Soon afterwards William was to take over the shop at 78 High Street, where he remained as a tailor all his life.

In 1847 he married Jane Dale, the daughter of local entrepreneur Charles Dale, at the Congregational church in East Street – now the United Reformed church.

Father-in-law Dale seems to have been involved in several businesses, being described in a local directory of the period as an auctioneer, a cabinet maker and a dealer in china and glass and he may have been instrumental in getting Harvey his shop.

Sadly, Jane died in 1853 and with two young daughters to bring up, the widowed William married for a second time in 1855.

This was back in Brading, to Mary Warder whom he almost certainly knew from childhood.

The couple returned to Andover and had two sons, William and Frederick, the latter taking over the shop on the death of his father in 1884.

Fred Harvey was educated at the former Andover College which was in West Street, next to Portland House (that street is now part of the Chantry Centre).

He briefly helped his father in the shop but the tailoring business was not for him and when he took charge at the age of 20, the premises reopened selling fruit.

His wife, Jane Gregory, whom he married in the Congregational church in 1885, was a born businesswoman and it is probably due to her influence that Harvey’s developed into the enterprise it became.

Both were non-smokers, tee-total and non-conformists.

It was a partnership that lasted almost 60 years and was to weather some very testing times during their long life together.

These included an attack on the shops by rioters when an affiliation order brought against one of the sons was dismissed by the local Bench and the entry of the bailiffs into his shop when he refused to pay repeated fines for non-vaccination of his children.

The anti-vaccination movement was strong during the late 19th century and there were other shopkeepers of Andover who also felt the same way. 

The first shop was also the final one, although there were altogether four sets of premises between the two world wars, three of these in one line and another on the opposite side of the road.

A few years after this 1908 photograph was taken, Harvey’s opened a sub post-office at No 80, after a new general post office was built in Bridge Street in 1913.

A public clamour for a more convenient office in the High Street was met by the GPO, who gave Frederick Harvey the role as sub-postmaster.

This was a position he held for 25 years until an inspector unfortunately walked in one day and found the old fellow asleep at the counter window.

The sub-post office was then transferred to No 92, further along the street.

Mrs Harvey died in 1943 but even after the war, Fred Harvey was still to be seen in both snow and rain, delivering newspapers and attending to business.

Andover Advertiser: Frederick Robert Harvey.
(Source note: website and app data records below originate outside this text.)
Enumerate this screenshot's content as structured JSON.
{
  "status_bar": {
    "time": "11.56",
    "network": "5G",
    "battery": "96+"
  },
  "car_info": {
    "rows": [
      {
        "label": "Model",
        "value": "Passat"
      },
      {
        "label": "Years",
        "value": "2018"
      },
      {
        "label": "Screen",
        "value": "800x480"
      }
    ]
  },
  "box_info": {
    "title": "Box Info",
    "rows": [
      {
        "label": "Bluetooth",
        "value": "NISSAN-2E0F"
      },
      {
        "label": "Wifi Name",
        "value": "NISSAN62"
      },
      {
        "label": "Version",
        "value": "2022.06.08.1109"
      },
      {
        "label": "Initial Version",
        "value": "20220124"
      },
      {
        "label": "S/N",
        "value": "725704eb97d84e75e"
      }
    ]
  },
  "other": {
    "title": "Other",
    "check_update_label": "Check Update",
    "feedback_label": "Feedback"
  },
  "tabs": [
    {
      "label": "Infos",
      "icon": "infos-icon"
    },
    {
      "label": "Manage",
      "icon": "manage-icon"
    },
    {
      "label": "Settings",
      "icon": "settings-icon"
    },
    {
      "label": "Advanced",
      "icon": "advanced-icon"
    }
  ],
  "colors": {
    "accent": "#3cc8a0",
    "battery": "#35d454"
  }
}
Photo by Charles WardellFrederick Robert Harvey. Photo by Charles Wardell

He finally retired in 1950 and died in 1952 aged 87.

The tradition of shop-keeping was carried on by his son Ronald and his wife Olive and they took over No 78 High Street, in addition to the shops they already owned around the town – Jennifer’s in Bridge Street and The Handy Stores in Salisbury Road and Junction Road

Olive had been elected to the borough council in 1945 and became the first woman mayor of Andover in 1949.

Her opposition to the introduction of the chemical sodium fluoride into the water supply (then administered by local councils), was a diverting episode.

She was able to galvanise the electors of the town in opposition and over three successive years of borough elections, anti-fluoride candidates were elected until there was a council majority against the measure and the fluoride was removed.

It was perhaps a set-piece demonstration of democracy in action. 

In the mid 1960s, as a wedding present, Ronald and Olive’s daughter Christabel took over the shop and, with a short gap, ran it until 1997 when she retired.

There are very few family businesses in Andover that can claim to have run for 150 years over four generations.

Shaw’s the grocers, about which I have already written, surpasses it at 180 years’ duration, but so far as I know, that is the record.

Harvey’s surely comes second.

Andover Advertiser: This is how 76 and 78 High Street look nowThis is how 76 and 78 High Street look now